The subject of the figural decoration of this hydria is Herakles and Iolaos slaying the Hydra.
Painted in black figure, the scene occupies the upper register on the body of the vessel between the two side handles. Herakles approaches from the right grasping one of the heads of the nine-headed, bearded Hydra with his left hand and raising his club with his right. Herakles is armored in a corslet and greaves. To his right, a large crab pinches Herakles' heel. Iolaos rushes forward from the left grasping one of the Hydra heads with his left hand and preparing to cut it off with the sickle he brandishes in his right. Underneath Iolaos is a small fire. On the reverse of the vessel, two sphinxes flank the vertical back handle, striding away from the center.
The ornamental decoration on the hydria consists of tongues surrounding the mouth and adorning the foot; a pattern of double lotus leaves and eight pointed stars around the neck; a frieze of ivy decorating the shoulder; and a lotus-palmette frieze on the body underneath the register with the figural decoration. On the base is a pattern of upward pointing rays and on the rim of the vessel is chain of diamonds. Palmettes decorate the area where the side handles are attached.
This hydria is one of a small group of painted vases produced at Caere in Etruria. All these vases appear to come from one workshop, which may have employed two artists.
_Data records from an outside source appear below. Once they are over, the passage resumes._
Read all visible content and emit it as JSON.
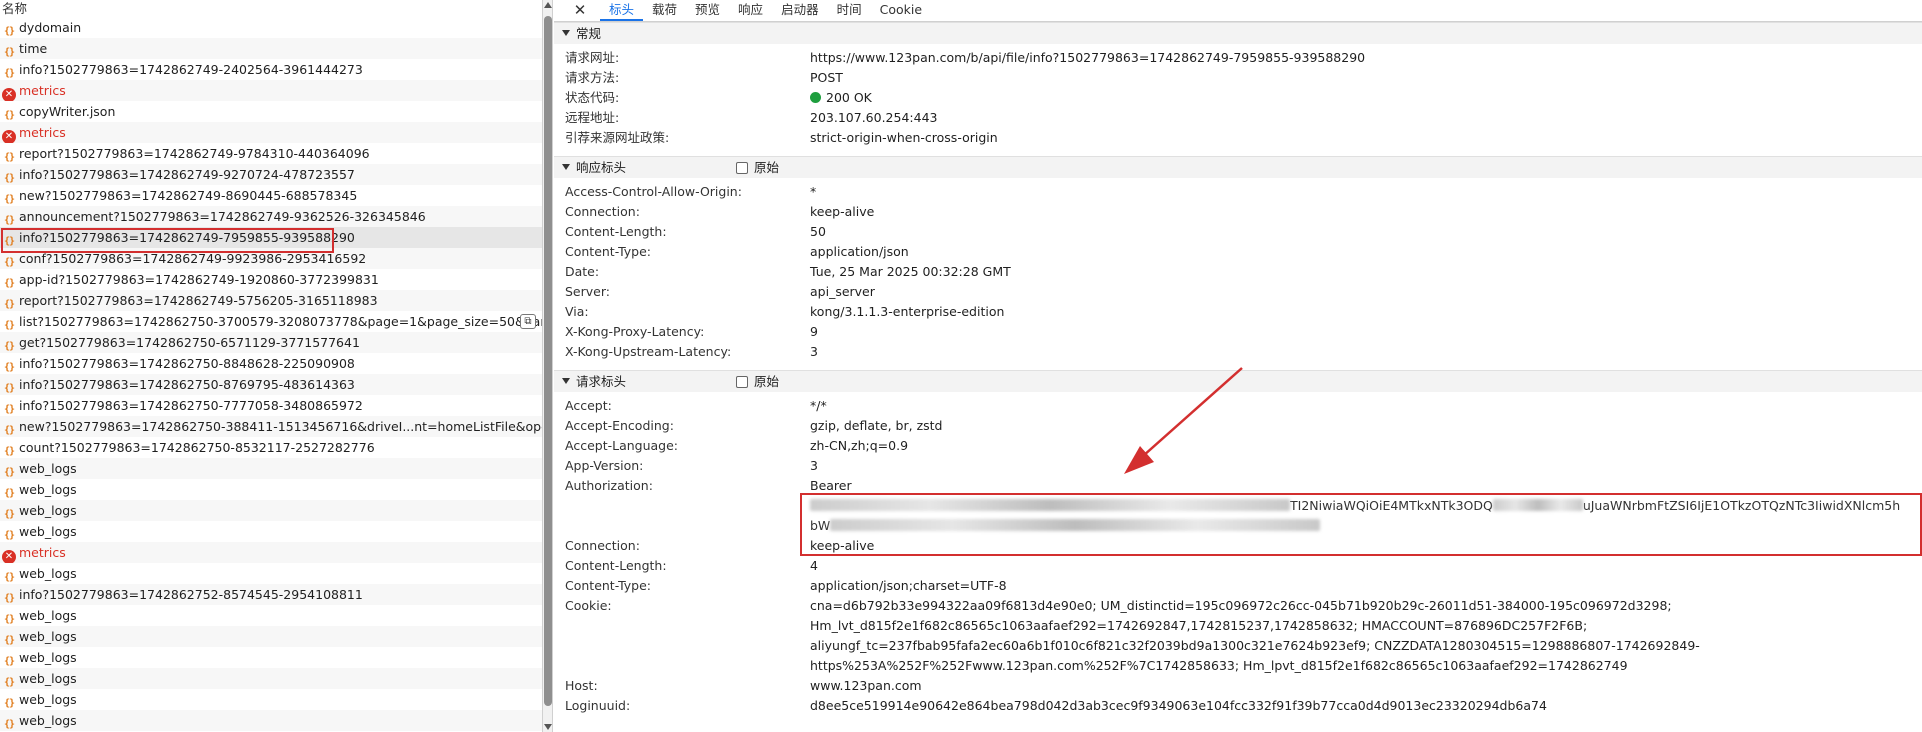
{
  "list": {
    "header": "名称",
    "items": [
      {
        "name": "dydomain",
        "type": "xhr"
      },
      {
        "name": "time",
        "type": "xhr"
      },
      {
        "name": "info?1502779863=1742862749-2402564-3961444273",
        "type": "xhr"
      },
      {
        "name": "metrics",
        "type": "error"
      },
      {
        "name": "copyWriter.json",
        "type": "xhr"
      },
      {
        "name": "metrics",
        "type": "error"
      },
      {
        "name": "report?1502779863=1742862749-9784310-440364096",
        "type": "xhr"
      },
      {
        "name": "info?1502779863=1742862749-9270724-478723557",
        "type": "xhr"
      },
      {
        "name": "new?1502779863=1742862749-8690445-688578345",
        "type": "xhr"
      },
      {
        "name": "announcement?1502779863=1742862749-9362526-326345846",
        "type": "xhr"
      },
      {
        "name": "info?1502779863=1742862749-7959855-939588290",
        "type": "xhr",
        "selected": true
      },
      {
        "name": "conf?1502779863=1742862749-9923986-2953416592",
        "type": "xhr"
      },
      {
        "name": "app-id?1502779863=1742862749-1920860-3772399831",
        "type": "xhr"
      },
      {
        "name": "report?1502779863=1742862749-5756205-3165118983",
        "type": "xhr"
      },
      {
        "name": "list?1502779863=1742862750-3700579-3208073778&page=1&page_size=50&parent...",
        "type": "xhr",
        "copy": true
      },
      {
        "name": "get?1502779863=1742862750-6571129-3771577641",
        "type": "xhr"
      },
      {
        "name": "info?1502779863=1742862750-8848628-225090908",
        "type": "xhr"
      },
      {
        "name": "info?1502779863=1742862750-8769795-483614363",
        "type": "xhr"
      },
      {
        "name": "info?1502779863=1742862750-7777058-3480865972",
        "type": "xhr"
      },
      {
        "name": "new?1502779863=1742862750-388411-1513456716&driveI...nt=homeListFile&operateT...",
        "type": "xhr"
      },
      {
        "name": "count?1502779863=1742862750-8532117-2527282776",
        "type": "xhr"
      },
      {
        "name": "web_logs",
        "type": "xhr"
      },
      {
        "name": "web_logs",
        "type": "xhr"
      },
      {
        "name": "web_logs",
        "type": "xhr"
      },
      {
        "name": "web_logs",
        "type": "xhr"
      },
      {
        "name": "metrics",
        "type": "error"
      },
      {
        "name": "web_logs",
        "type": "xhr"
      },
      {
        "name": "info?1502779863=1742862752-8574545-2954108811",
        "type": "xhr"
      },
      {
        "name": "web_logs",
        "type": "xhr"
      },
      {
        "name": "web_logs",
        "type": "xhr"
      },
      {
        "name": "web_logs",
        "type": "xhr"
      },
      {
        "name": "web_logs",
        "type": "xhr"
      },
      {
        "name": "web_logs",
        "type": "xhr"
      },
      {
        "name": "web_logs",
        "type": "xhr"
      }
    ]
  },
  "tabs": [
    "标头",
    "载荷",
    "预览",
    "响应",
    "启动器",
    "时间",
    "Cookie"
  ],
  "general": {
    "title": "常规",
    "rows": [
      {
        "k": "请求网址:",
        "v": "https://www.123pan.com/b/api/file/info?1502779863=1742862749-7959855-939588290"
      },
      {
        "k": "请求方法:",
        "v": "POST"
      },
      {
        "k": "状态代码:",
        "v": "200 OK",
        "status": true
      },
      {
        "k": "远程地址:",
        "v": "203.107.60.254:443"
      },
      {
        "k": "引荐来源网址政策:",
        "v": "strict-origin-when-cross-origin"
      }
    ]
  },
  "response_headers": {
    "title": "响应标头",
    "raw_label": "原始",
    "rows": [
      {
        "k": "Access-Control-Allow-Origin:",
        "v": "*"
      },
      {
        "k": "Connection:",
        "v": "keep-alive"
      },
      {
        "k": "Content-Length:",
        "v": "50"
      },
      {
        "k": "Content-Type:",
        "v": "application/json"
      },
      {
        "k": "Date:",
        "v": "Tue, 25 Mar 2025 00:32:28 GMT"
      },
      {
        "k": "Server:",
        "v": "api_server"
      },
      {
        "k": "Via:",
        "v": "kong/3.1.1.3-enterprise-edition"
      },
      {
        "k": "X-Kong-Proxy-Latency:",
        "v": "9"
      },
      {
        "k": "X-Kong-Upstream-Latency:",
        "v": "3"
      }
    ]
  },
  "request_headers": {
    "title": "请求标头",
    "raw_label": "原始",
    "rows_before": [
      {
        "k": "Accept:",
        "v": "*/*"
      },
      {
        "k": "Accept-Encoding:",
        "v": "gzip, deflate, br, zstd"
      },
      {
        "k": "Accept-Language:",
        "v": "zh-CN,zh;q=0.9"
      },
      {
        "k": "App-Version:",
        "v": "3"
      }
    ],
    "authorization": {
      "k": "Authorization:",
      "line1": "Bearer",
      "line2_visible": "TI2NiwiaWQiOiE4MTkxNTk3ODQ",
      "line2_visible_b": "uJuaWNrbmFtZSI6IjE1OTkzOTQzNTc3IiwidXNlcm5h",
      "line3_visible": "bW"
    },
    "rows_after": [
      {
        "k": "Connection:",
        "v": "keep-alive"
      },
      {
        "k": "Content-Length:",
        "v": "4"
      },
      {
        "k": "Content-Type:",
        "v": "application/json;charset=UTF-8"
      }
    ],
    "cookie": {
      "k": "Cookie:",
      "lines": [
        "cna=d6b792b33e994322aa09f6813d4e90e0; UM_distinctid=195c096972c26cc-045b71b920b29c-26011d51-384000-195c096972d3298;",
        "Hm_lvt_d815f2e1f682c86565c1063aafaef292=1742692847,1742815237,1742858632; HMACCOUNT=876896DC257F2F6B;",
        "aliyungf_tc=237fbab95fafa2ec60a6b1f010c6f821c32f2039bd9a1300c321e7624b923ef9; CNZZDATA1280304515=1298886807-1742692849-",
        "https%253A%252F%252Fwww.123pan.com%252F%7C1742858633; Hm_lpvt_d815f2e1f682c86565c1063aafaef292=1742862749"
      ]
    },
    "rows_tail": [
      {
        "k": "Host:",
        "v": "www.123pan.com"
      },
      {
        "k": "Loginuuid:",
        "v": "d8ee5ce519914e90642e864bea798d042d3ab3cec9f9349063e104fcc332f91f39b77cca0d4d9013ec23320294db6a74"
      }
    ]
  },
  "colors": {
    "accent": "#1a73e8",
    "error": "#d93025",
    "annotation": "#d32f2f",
    "status_ok": "#1e9e3e"
  }
}
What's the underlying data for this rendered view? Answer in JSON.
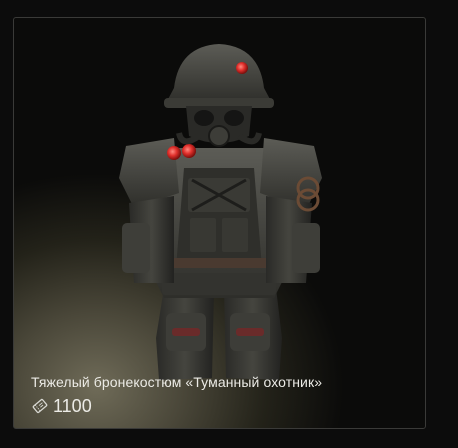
{
  "item": {
    "name": "Тяжелый бронекостюм «Туманный охотник»",
    "price": "1100",
    "currency_icon": "coupon-icon",
    "image_subject": "heavy-armor-suit-illustration"
  },
  "colors": {
    "text": "#ecebe6",
    "card_border": "#3a3a38",
    "background_glow": "#6f6b58",
    "lens_red": "#e0302c"
  }
}
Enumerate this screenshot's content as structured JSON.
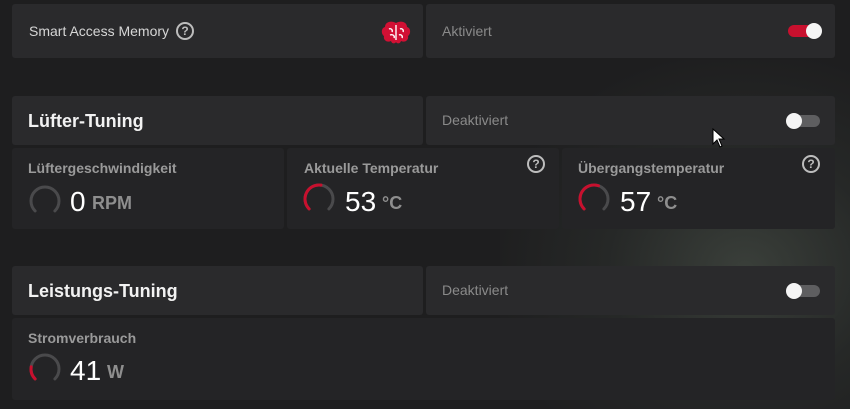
{
  "sam": {
    "label": "Smart Access Memory",
    "status": "Aktiviert",
    "help": "?",
    "brain_icon": "brain-icon",
    "toggle_on": true
  },
  "fan": {
    "title": "Lüfter-Tuning",
    "status": "Deaktiviert",
    "toggle_on": false,
    "metrics": [
      {
        "label": "Lüftergeschwindigkeit",
        "value": "0",
        "unit": "RPM",
        "fraction": 0.0,
        "help": ""
      },
      {
        "label": "Aktuelle Temperatur",
        "value": "53",
        "unit": "°C",
        "fraction": 0.53,
        "help": "?"
      },
      {
        "label": "Übergangstemperatur",
        "value": "57",
        "unit": "°C",
        "fraction": 0.57,
        "help": "?"
      }
    ]
  },
  "perf": {
    "title": "Leistungs-Tuning",
    "status": "Deaktiviert",
    "toggle_on": false,
    "metric": {
      "label": "Stromverbrauch",
      "value": "41",
      "unit": "W",
      "fraction": 0.2
    }
  },
  "colors": {
    "accent": "#c8102e",
    "panel": "#2a2a2c",
    "background": "#1e1e1f"
  }
}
Caeretan hydriai display many of the basic elements of Greek vase-painting reinterpreted for an Etruscan market, using a more vivid range of colors and emphasizing the importance of floral ornament in the decoration. They are unusual in that the artist used a template for the floral decoration, a technique not otherwise known in Greek vase-painting.